§ How to complete this task
Lines containing the word "сайта" are to be copied from the data below.

§ Available data
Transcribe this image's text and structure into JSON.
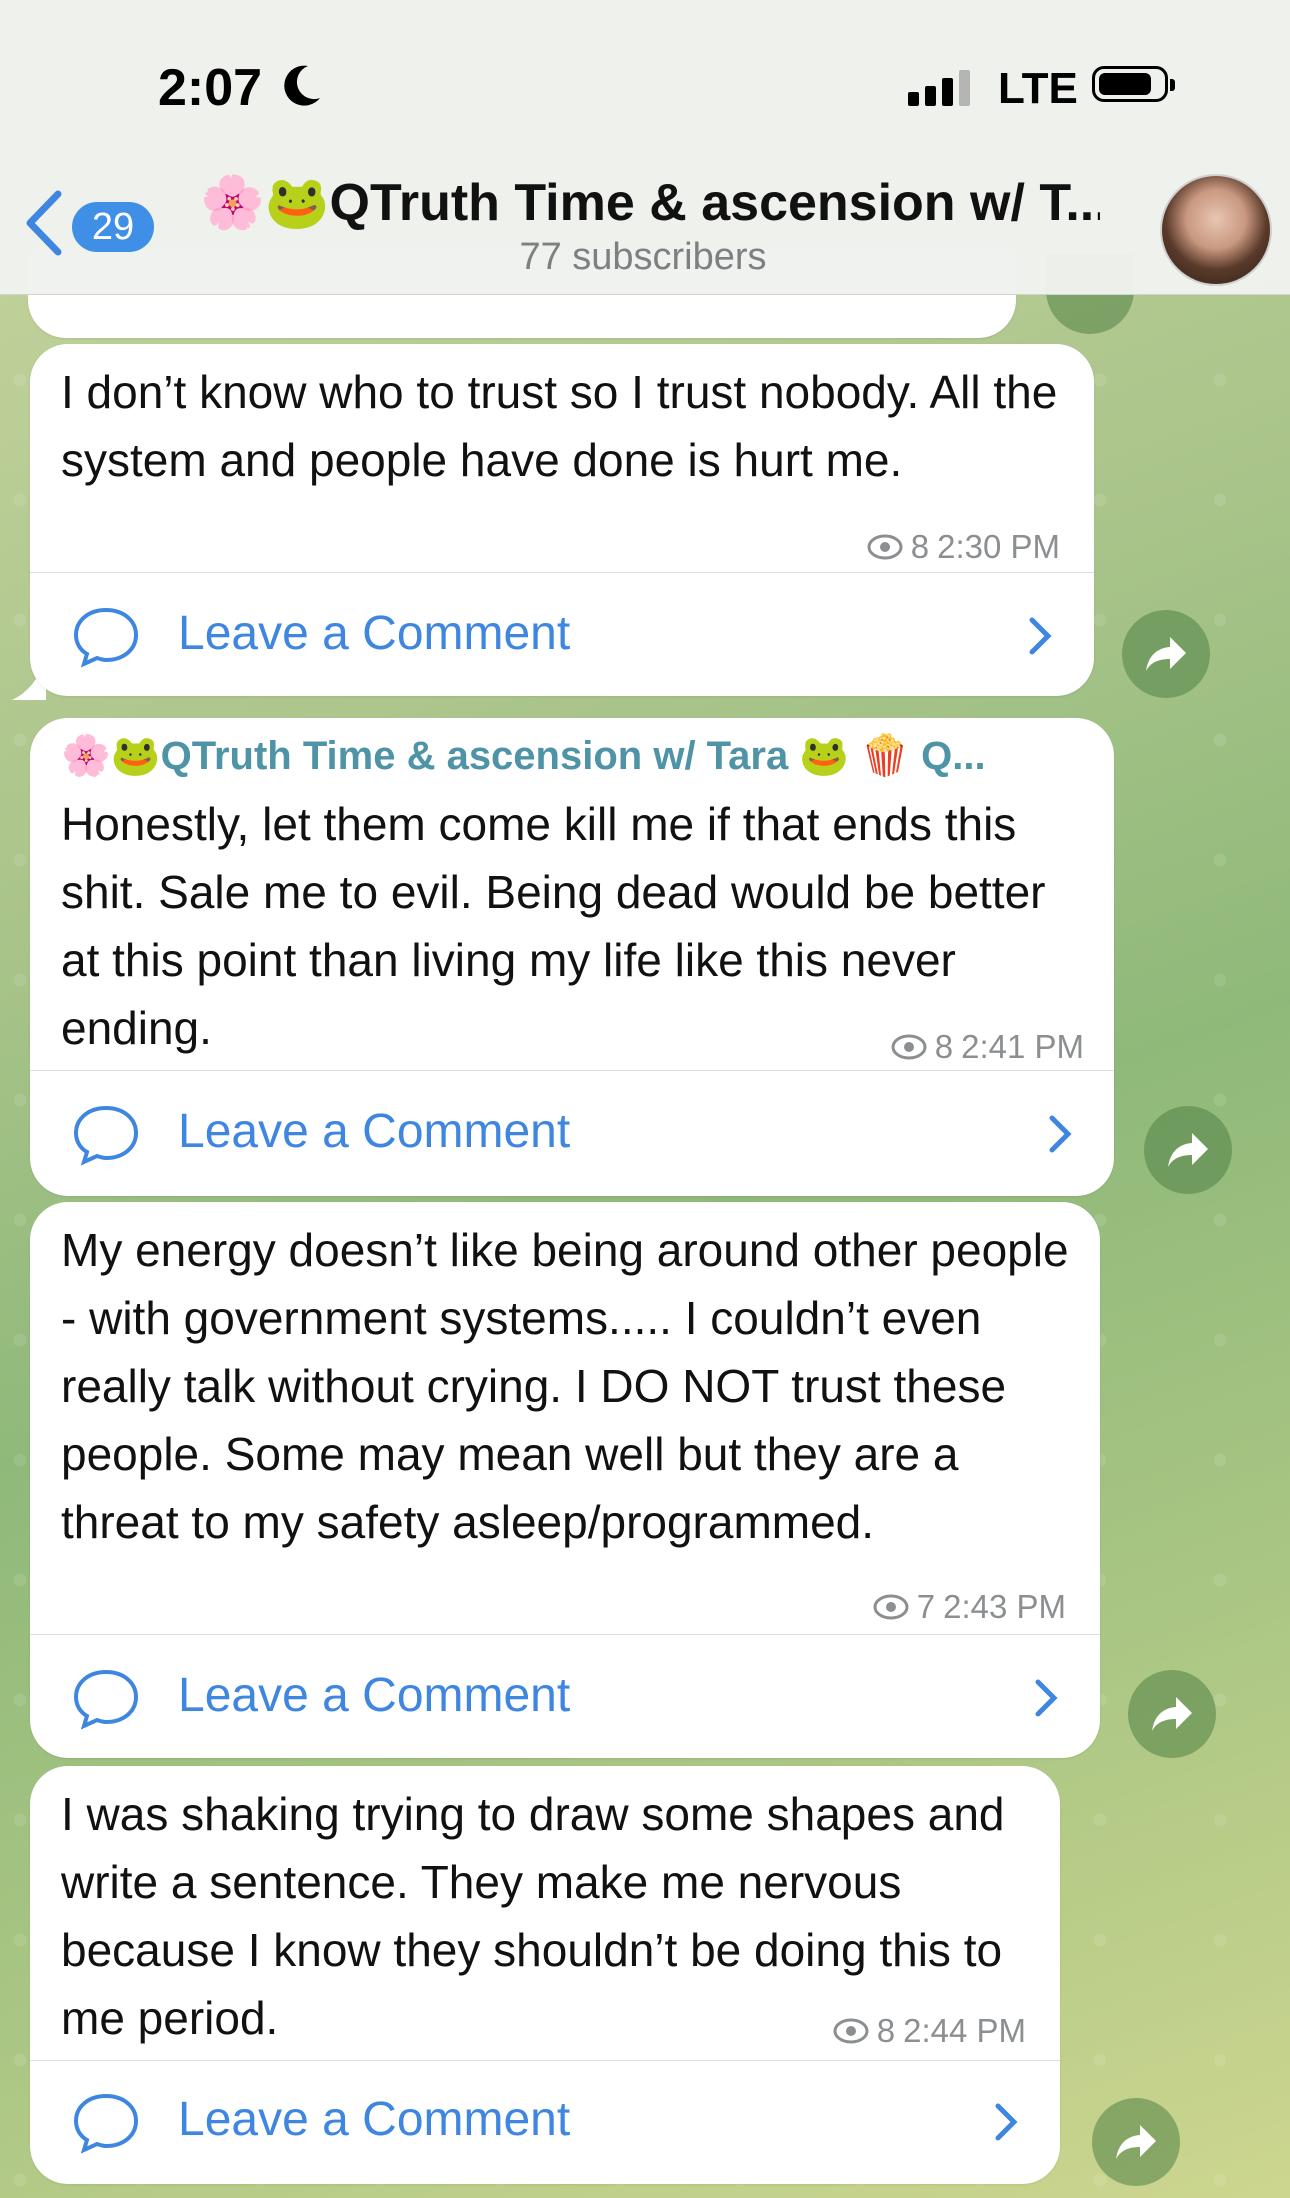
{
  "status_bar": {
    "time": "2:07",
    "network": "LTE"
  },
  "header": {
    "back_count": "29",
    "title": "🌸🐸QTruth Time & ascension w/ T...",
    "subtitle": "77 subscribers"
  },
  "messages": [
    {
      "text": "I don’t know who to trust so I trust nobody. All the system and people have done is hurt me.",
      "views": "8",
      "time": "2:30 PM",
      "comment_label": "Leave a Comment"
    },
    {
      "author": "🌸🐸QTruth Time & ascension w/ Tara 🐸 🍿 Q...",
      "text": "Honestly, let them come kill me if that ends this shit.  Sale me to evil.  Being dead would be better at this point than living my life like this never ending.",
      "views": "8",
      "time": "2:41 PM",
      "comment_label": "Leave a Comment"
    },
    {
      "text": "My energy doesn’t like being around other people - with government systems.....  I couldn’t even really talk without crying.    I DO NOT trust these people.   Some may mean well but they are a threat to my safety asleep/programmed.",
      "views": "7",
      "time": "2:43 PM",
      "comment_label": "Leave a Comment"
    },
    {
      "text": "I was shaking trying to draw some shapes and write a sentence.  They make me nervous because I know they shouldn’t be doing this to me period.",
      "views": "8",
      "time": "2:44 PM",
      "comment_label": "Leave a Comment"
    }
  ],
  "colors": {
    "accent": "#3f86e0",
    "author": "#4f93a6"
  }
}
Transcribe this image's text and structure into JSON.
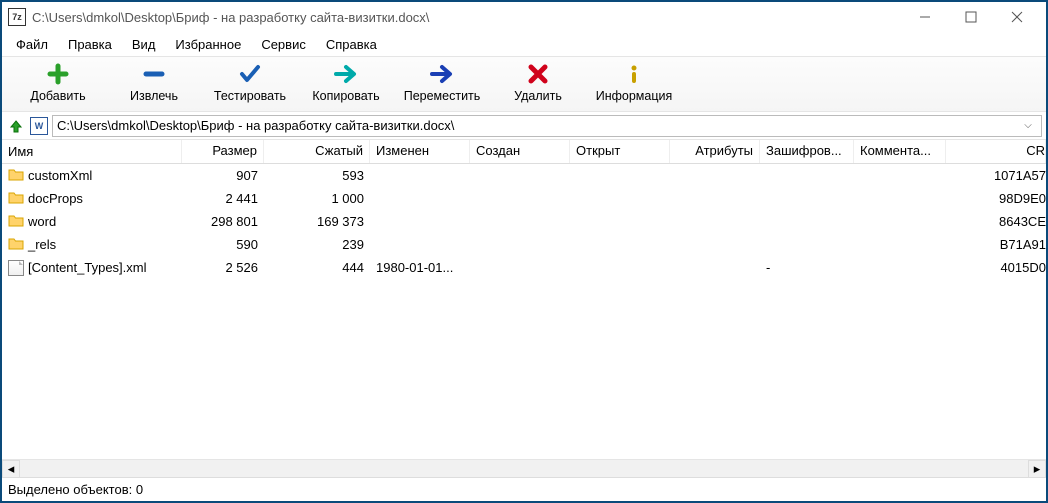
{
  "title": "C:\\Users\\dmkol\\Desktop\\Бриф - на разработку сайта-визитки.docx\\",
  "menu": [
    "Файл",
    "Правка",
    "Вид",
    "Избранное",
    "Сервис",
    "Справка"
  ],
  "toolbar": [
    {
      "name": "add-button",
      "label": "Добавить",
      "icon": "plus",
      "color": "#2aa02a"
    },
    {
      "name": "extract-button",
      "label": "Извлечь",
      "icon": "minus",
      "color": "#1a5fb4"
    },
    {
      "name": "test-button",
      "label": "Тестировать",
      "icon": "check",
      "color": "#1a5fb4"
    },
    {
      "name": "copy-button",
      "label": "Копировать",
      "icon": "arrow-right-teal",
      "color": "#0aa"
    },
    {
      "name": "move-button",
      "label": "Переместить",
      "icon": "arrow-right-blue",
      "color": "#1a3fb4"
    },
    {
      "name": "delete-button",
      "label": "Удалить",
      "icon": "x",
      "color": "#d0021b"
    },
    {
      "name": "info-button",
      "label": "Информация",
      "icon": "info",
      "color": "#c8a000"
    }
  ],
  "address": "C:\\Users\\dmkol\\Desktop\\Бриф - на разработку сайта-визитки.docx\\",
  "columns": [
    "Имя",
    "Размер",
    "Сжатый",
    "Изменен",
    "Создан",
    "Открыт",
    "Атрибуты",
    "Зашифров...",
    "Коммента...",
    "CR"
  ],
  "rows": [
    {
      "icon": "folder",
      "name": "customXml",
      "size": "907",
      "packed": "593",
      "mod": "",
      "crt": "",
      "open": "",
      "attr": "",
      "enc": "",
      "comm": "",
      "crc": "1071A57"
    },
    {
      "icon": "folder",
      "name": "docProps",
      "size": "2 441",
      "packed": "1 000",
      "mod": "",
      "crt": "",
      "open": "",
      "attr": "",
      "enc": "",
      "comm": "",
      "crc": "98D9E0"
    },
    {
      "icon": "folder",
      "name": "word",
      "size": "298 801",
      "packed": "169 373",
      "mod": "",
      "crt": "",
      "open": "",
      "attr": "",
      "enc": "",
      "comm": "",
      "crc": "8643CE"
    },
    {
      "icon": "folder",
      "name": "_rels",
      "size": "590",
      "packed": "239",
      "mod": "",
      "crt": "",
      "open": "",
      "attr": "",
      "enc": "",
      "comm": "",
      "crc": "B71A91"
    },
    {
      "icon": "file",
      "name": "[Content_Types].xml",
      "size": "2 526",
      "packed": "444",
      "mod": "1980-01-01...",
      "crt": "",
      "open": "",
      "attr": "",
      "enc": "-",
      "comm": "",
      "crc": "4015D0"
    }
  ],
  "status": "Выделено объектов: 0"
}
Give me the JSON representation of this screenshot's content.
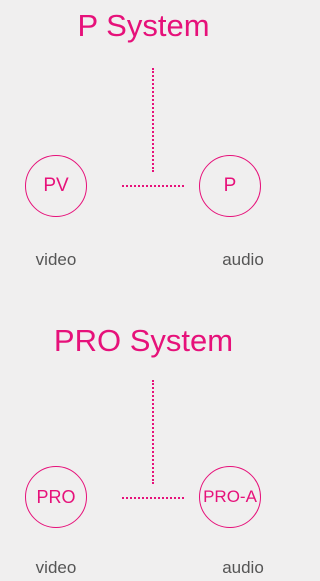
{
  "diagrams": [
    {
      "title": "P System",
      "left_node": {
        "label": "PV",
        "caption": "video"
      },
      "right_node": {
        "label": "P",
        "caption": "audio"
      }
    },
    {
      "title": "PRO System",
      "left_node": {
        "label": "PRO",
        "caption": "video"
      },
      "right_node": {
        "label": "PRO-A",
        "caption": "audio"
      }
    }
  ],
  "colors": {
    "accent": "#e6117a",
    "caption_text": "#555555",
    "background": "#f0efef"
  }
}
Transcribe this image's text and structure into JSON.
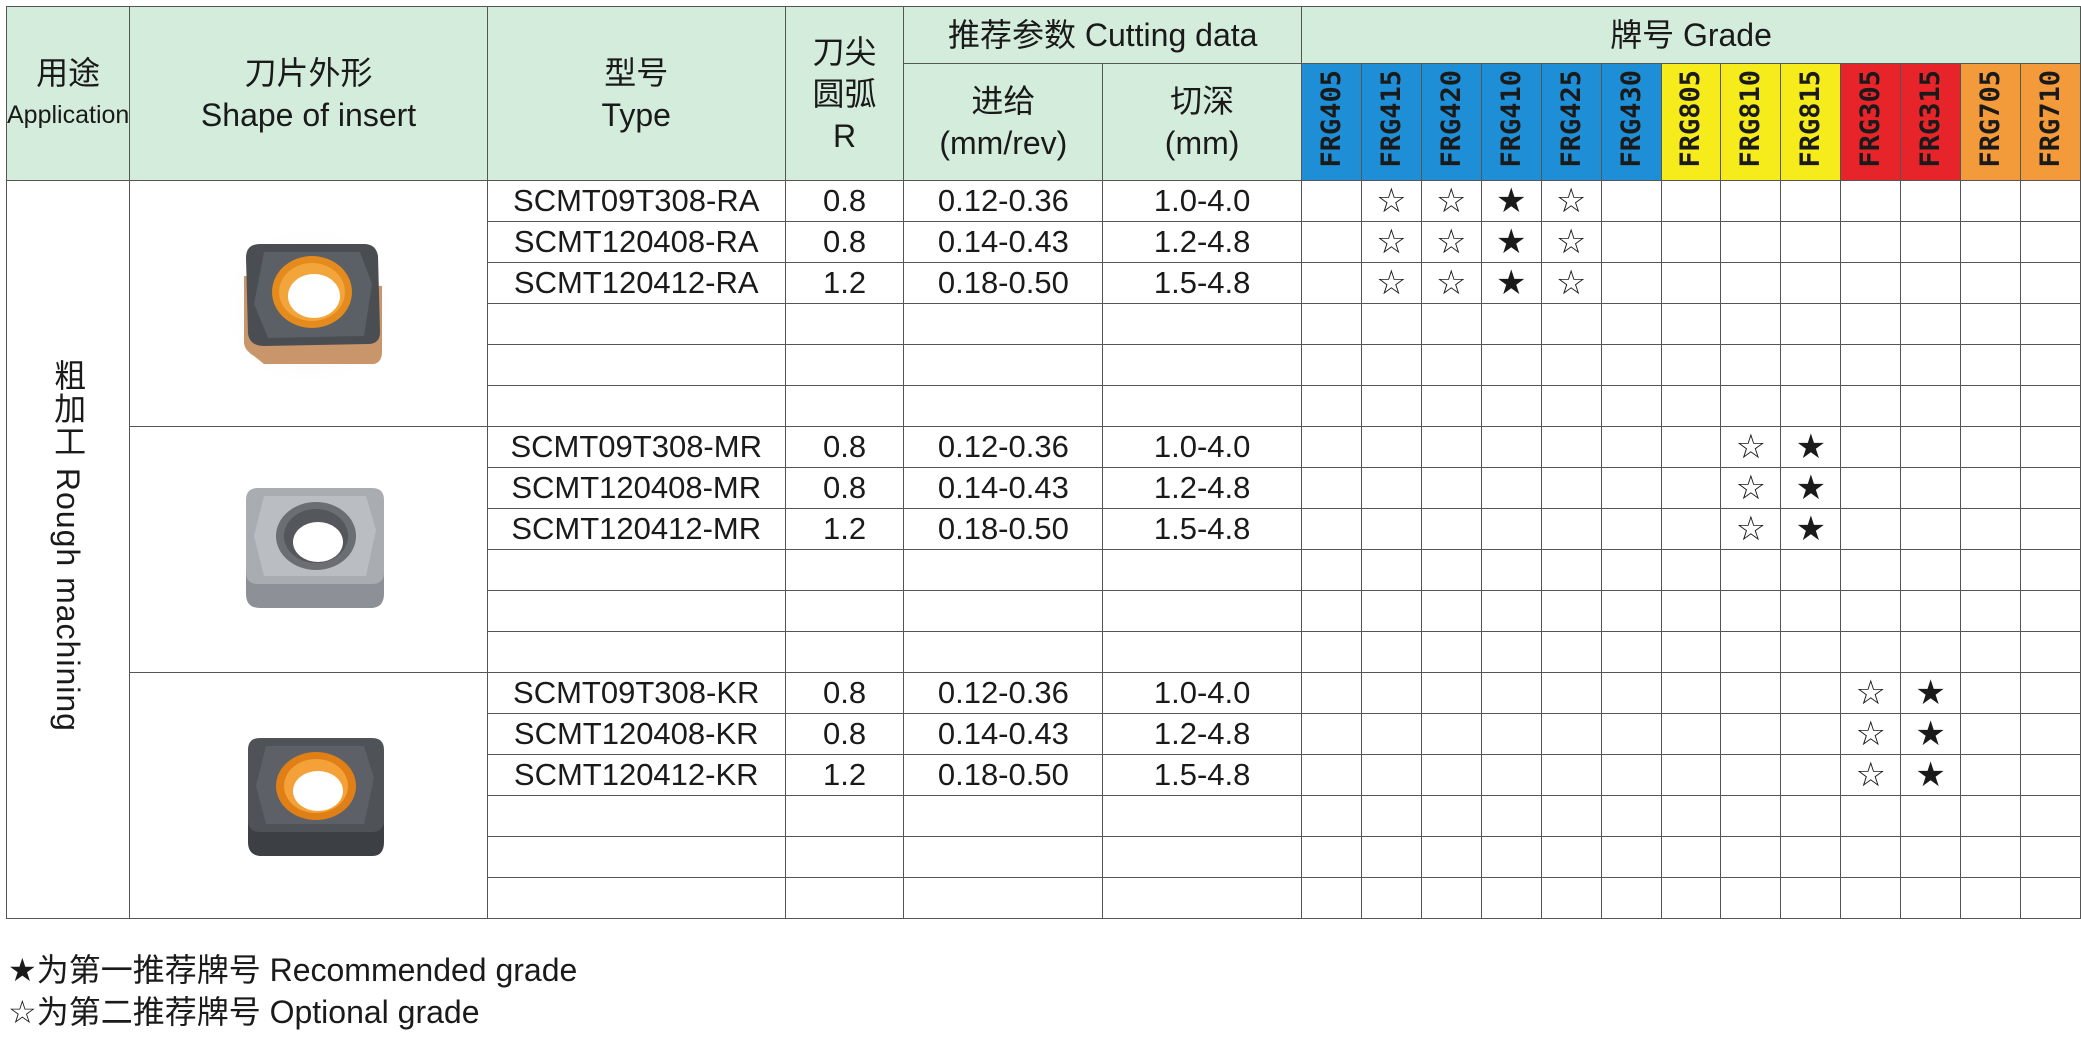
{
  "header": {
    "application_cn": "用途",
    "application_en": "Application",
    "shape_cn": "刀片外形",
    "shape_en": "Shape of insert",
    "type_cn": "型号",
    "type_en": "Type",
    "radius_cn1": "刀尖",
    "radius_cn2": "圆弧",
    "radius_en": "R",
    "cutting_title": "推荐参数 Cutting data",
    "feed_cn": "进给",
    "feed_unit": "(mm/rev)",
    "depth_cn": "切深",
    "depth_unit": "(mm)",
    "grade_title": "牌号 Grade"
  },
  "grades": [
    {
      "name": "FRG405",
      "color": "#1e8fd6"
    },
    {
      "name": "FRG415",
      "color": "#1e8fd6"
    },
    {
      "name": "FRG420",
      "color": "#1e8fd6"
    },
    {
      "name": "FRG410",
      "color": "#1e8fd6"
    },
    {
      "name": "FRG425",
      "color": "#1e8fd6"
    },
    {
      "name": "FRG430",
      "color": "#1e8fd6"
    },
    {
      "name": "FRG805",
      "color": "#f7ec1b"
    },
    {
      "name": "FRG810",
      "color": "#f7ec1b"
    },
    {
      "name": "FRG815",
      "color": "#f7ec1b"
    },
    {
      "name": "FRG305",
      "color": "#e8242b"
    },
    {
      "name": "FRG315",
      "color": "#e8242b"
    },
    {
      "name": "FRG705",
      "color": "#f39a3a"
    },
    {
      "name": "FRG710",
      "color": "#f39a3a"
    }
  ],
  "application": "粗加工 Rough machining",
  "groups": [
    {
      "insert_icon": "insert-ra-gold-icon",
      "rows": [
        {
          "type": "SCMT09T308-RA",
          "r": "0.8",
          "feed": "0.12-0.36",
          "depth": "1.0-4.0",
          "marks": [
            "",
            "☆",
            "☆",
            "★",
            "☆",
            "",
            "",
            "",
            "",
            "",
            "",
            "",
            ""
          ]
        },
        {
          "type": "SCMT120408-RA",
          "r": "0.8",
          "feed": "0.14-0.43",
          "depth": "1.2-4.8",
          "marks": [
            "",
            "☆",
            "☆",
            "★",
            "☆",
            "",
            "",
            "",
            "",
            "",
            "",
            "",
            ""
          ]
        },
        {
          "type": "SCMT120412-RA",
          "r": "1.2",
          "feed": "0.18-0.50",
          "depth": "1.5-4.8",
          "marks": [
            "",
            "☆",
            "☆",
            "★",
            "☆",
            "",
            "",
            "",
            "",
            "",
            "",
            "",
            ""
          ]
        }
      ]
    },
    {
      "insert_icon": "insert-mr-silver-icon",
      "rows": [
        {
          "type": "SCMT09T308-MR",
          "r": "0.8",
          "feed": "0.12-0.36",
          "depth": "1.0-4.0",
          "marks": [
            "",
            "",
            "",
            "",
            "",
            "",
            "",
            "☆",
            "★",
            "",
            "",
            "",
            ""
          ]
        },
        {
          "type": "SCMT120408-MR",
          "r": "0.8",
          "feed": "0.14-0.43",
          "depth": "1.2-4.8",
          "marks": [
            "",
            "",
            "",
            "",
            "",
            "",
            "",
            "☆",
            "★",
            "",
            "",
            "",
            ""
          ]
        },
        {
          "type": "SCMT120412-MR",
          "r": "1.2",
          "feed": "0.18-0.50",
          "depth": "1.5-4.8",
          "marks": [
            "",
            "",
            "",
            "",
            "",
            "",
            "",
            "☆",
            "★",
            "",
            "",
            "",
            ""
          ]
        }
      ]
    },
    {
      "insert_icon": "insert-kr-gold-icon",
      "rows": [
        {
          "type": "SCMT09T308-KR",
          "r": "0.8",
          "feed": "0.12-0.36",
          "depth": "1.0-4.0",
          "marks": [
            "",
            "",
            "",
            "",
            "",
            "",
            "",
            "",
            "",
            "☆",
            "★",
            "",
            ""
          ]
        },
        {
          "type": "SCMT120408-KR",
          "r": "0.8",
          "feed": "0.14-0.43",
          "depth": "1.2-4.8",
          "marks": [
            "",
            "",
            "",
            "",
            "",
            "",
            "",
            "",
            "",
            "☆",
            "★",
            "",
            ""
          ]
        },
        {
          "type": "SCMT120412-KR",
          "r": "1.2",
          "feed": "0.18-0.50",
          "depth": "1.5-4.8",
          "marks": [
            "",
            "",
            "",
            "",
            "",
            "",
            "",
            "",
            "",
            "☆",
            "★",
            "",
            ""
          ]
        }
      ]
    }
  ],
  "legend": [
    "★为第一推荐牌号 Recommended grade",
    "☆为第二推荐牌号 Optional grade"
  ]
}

§ Reply to the exercise
  "title": "C:\\Users\\dmkol\\Desktop\\Бриф - на разработку сайта-визитки.docx\\",
  "address": "C:\\Users\\dmkol\\Desktop\\Бриф - на разработку сайта-визитки.docx\\",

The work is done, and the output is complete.